The National Institute for Health and Clinical Excellence (NICE) has issued full guidance to the NHS in England, Wales, Scotland and Northern Ireland on Peripheral nerve-field stimulation for chronic low back pain.
The lower back is commonly defined as the area between the bottom of the rib cage and the buttock creases. Chronic low back pain is tension, soreness and/or stiffness often worsened by movement lasting more than six weeks in the lower back region. Low back pain is a common disorder, affecting around one-third of the UK adult population each year. Peripheral nerve-field stimulation involves implanting electrodes in the back, connected to a neurostimulator under the skin. The aim is to mask the back pain by modulating the transmission of pain signals to the brain. The patient uses a remote control to deliver low voltage electrical stimulation to the subcutaneous tissue layers of the lower back. The stimulation causes a tingling sensation (paraesthesia) in the area of the body associated with the pain, easing the discomfort.
This guidance represents the view of NICE, arrived at after careful consideration of the evidence available. When exercising their judgement, healthcare professionals are expected to take this guidance fully into account, and specifically any special arrangements relating to the introduction of new interventional procedures. The guidance does not override the individual responsibility of healthcare professionals to make decisions appropriate to the circumstances of the individual patient, in consultation with the patient and/or guardian or carer.

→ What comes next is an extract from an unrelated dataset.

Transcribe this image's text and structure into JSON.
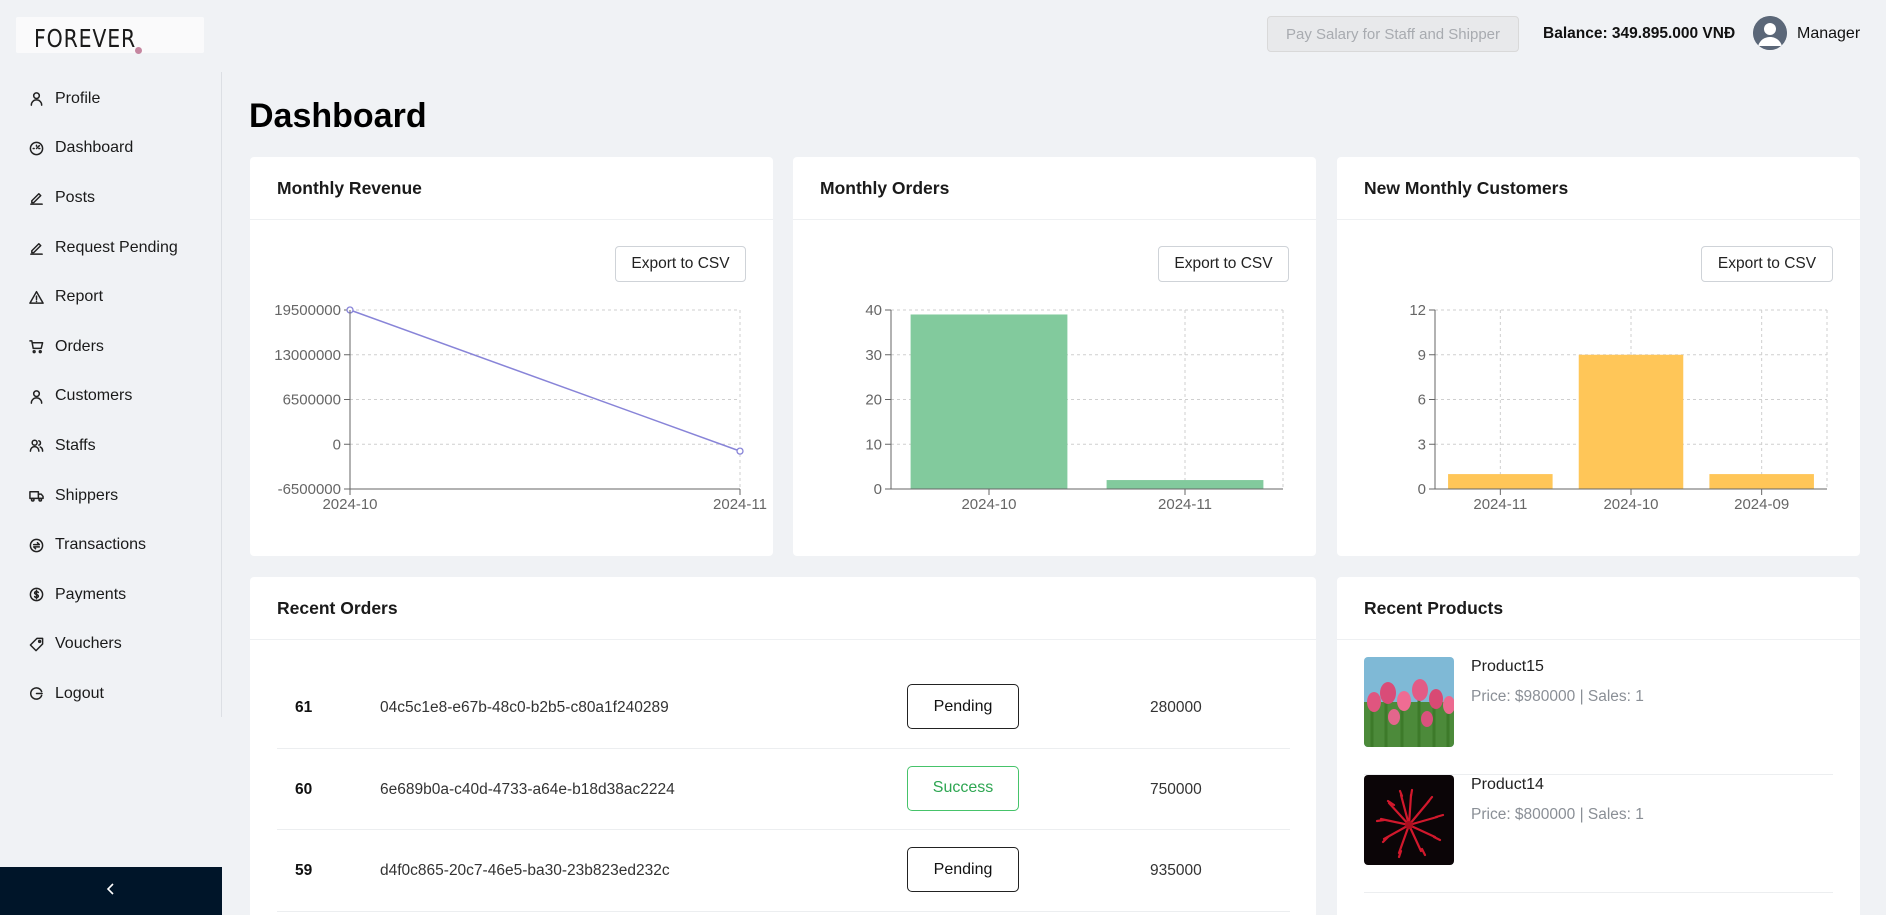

All problems (adverse events) related to a medicine or medical device used for treatment or in a procedure should be reported to the Medicines and Healthcare products Regulatory Agency using the Yellow Card Scheme.
Commissioners and/or providers have a responsibility to implement the guidance, in their local context, in light of their duties to have due regard to the need to eliminate unlawful discrimination, advance equality of opportunity, and foster good relations. Nothing in this guidance should be interpreted in a way that would be inconsistent with compliance with those duties. Providers should ensure that governance structures are in place to review, authorise and monitor the introduction of new devices and procedures.
Commissioners and providers have a responsibility to promote an environmentally sustainable health and care system and should assess and reduce the environmental impact of implementing NICE recommendations wherever possible.